There's still a catch with Williams, however, that doesn't get enough play: he's not a classic fit for the 3-4 defense that George Edwards is trying to install. The fact that the team moves Williams around the line so much is indicative of his talent and impact, but also done out of necessity. After the jump, we'll take a peek at how Williams was least frequently used in 2010: as a defensive end in a base 3-4 defense.

In the below screen shot, you can see a base 3-4 defensive package the Bills used that featured Williams at defensive end.

This alignment does not feature an earth-shattering personnel adjustment on Buffalo's part. In fact, aside from changing out two of the defensive linemen - Williams for Marcus Stroud at end, and Torell Troup for Williams at nose tackle - the rest of the base personnel is exactly the same (with the exception of Terrence McGee replacing Leodis McKelvin at cornerback, likely just to spell him for a play or two).

Chris Kelsay is the team's strong-side linebacker in this alignment, and you see him lined up next to Williams over Cleveland's tight end. Williams is the strong-side end, and Spencer Johnson (who at that point in the season was a full-time starter) is the weak-side end, lined up next to outside linebacker Arthur Moats. Akin Ayodele is the Mike (strong-side) inside linebacker, with Paul Posluszny the Will (weak-side).

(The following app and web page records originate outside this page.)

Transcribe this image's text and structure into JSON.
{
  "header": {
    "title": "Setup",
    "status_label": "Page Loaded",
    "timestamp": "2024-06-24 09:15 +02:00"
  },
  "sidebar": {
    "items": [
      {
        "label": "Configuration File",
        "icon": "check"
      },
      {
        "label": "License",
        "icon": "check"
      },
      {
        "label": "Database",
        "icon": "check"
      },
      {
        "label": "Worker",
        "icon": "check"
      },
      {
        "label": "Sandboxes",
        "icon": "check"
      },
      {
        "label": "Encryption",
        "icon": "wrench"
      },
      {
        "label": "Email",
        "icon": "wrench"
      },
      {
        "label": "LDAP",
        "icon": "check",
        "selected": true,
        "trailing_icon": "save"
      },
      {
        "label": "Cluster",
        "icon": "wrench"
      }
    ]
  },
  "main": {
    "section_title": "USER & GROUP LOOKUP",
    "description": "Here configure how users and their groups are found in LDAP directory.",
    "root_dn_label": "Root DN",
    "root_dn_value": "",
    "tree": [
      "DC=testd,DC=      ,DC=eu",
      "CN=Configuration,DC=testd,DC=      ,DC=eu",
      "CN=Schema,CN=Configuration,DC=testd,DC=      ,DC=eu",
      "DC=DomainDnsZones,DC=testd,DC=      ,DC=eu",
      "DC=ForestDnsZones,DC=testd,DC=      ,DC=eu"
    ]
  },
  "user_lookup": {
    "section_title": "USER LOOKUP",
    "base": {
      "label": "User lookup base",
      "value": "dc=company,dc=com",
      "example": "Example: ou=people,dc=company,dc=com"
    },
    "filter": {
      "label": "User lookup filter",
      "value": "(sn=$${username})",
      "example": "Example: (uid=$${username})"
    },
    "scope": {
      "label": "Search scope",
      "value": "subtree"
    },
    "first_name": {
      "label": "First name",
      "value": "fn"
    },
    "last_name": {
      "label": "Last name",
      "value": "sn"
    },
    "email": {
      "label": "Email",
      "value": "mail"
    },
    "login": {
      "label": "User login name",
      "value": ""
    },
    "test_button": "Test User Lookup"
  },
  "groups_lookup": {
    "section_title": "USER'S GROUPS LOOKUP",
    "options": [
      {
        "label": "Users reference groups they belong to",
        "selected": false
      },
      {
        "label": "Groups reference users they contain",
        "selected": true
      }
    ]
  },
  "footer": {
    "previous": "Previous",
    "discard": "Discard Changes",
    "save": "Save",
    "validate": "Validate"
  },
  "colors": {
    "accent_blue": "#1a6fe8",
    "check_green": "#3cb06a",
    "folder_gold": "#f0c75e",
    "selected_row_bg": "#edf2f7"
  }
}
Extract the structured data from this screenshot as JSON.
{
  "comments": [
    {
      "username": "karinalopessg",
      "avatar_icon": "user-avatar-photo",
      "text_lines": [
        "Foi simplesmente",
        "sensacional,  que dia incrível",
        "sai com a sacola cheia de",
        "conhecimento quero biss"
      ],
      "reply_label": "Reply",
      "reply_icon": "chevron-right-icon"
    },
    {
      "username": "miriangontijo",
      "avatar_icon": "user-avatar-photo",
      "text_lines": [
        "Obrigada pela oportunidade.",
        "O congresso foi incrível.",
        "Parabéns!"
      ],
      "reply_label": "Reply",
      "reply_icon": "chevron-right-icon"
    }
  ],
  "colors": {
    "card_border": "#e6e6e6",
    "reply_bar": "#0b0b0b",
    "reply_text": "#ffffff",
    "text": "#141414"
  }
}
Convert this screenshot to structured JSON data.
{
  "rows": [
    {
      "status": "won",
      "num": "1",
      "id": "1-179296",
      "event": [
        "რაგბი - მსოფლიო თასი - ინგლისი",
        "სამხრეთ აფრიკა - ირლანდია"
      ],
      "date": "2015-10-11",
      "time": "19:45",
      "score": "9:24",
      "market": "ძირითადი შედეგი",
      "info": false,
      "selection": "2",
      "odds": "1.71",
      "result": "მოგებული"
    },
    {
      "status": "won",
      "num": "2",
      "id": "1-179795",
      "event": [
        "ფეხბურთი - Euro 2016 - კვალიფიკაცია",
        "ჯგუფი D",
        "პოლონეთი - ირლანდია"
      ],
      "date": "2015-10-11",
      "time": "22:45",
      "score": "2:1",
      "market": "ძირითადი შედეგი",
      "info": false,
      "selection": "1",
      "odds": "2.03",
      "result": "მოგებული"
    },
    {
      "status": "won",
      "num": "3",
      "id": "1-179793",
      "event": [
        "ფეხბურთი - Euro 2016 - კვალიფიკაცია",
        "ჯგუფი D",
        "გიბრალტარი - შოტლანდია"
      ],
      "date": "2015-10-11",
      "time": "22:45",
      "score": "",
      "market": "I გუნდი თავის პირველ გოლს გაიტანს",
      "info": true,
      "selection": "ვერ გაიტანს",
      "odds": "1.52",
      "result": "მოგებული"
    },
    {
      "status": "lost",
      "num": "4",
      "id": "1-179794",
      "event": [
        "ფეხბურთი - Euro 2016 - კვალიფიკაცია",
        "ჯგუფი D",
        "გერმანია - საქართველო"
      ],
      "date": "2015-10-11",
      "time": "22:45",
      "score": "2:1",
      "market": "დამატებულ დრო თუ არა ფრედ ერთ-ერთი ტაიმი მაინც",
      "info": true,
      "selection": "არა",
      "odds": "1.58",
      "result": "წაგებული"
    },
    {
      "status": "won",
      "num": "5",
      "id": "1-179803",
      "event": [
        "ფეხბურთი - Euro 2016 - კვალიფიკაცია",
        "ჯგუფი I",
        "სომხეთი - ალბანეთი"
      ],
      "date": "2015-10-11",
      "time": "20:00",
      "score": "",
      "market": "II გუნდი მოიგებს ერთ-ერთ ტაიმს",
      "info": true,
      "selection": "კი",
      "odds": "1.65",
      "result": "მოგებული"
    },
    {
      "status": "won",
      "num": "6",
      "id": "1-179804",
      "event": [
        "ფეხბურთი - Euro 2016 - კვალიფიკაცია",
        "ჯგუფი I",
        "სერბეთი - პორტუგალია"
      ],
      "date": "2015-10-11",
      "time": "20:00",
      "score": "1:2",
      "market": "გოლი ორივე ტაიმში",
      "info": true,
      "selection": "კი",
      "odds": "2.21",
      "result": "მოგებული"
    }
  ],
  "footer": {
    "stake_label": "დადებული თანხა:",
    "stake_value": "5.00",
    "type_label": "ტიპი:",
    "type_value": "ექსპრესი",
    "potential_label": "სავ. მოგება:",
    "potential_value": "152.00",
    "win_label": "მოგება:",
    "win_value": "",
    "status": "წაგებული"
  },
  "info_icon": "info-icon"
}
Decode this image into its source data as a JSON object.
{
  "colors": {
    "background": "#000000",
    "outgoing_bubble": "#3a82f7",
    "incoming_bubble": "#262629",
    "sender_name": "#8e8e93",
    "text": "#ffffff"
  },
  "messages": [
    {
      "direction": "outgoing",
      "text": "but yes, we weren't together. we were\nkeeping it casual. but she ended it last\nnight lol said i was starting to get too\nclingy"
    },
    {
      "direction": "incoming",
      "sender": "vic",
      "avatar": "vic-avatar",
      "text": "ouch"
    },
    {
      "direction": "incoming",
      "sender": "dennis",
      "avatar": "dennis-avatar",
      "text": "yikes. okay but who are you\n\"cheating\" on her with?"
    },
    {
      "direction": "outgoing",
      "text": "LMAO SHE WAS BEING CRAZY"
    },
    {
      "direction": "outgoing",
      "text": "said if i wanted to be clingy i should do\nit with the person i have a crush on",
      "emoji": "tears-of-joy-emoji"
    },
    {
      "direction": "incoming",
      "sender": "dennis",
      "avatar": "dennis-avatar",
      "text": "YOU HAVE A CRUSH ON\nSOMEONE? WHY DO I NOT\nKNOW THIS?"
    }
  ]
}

Cleveland is in a base personnel package offensively (two backs, one tight end, and two receivers), which is why the Bills came out in their base defense. Here, you can see the flexibility they have in their secondary to play zone or man thanks to the coverage experiences of Jairus Byrd, who drops down to cover the slot receiver, letting McGee stay on his side of the field. (Donte Whitner dropped into deep center field, and is not pictured.)

Williams offers the Bills a lot of versatility. He can play this responsibility as a five-technique end, though he is not physically suited to do it all the time. The same is true of the zero-technique. His versatility is a necessity; he's too good to not be on the field, but the Bills need to keep him moving not just to keep offenses aware of him, but to mask his own physical deficiencies. Yes, they exist. Kyle Williams may not appear it on the field, but he is human.

The Bills are now legitimately six-deep in defensive linemen with the addition of Marcell Dareus. Of those six players that are locks for the final roster, five can comfortably play end (all but Troup), and three can comfortably play nose (Williams, Troup and Dareus). All six - Williams, Dareus, Troup, Johnson, Dwan Edwards and Alex Carrington - can play multiple techniques out of a 40 front, as well.

Getting Dareus was key in that it gives the Bills the same level of versatility - if not more - that they had in their defensive backfield last year. Knowing that Williams isn't a classic scheme fit, and that the scheme isn't going away, versatility is absolutely essential. The next step for Buffalo: getting better at linebacker.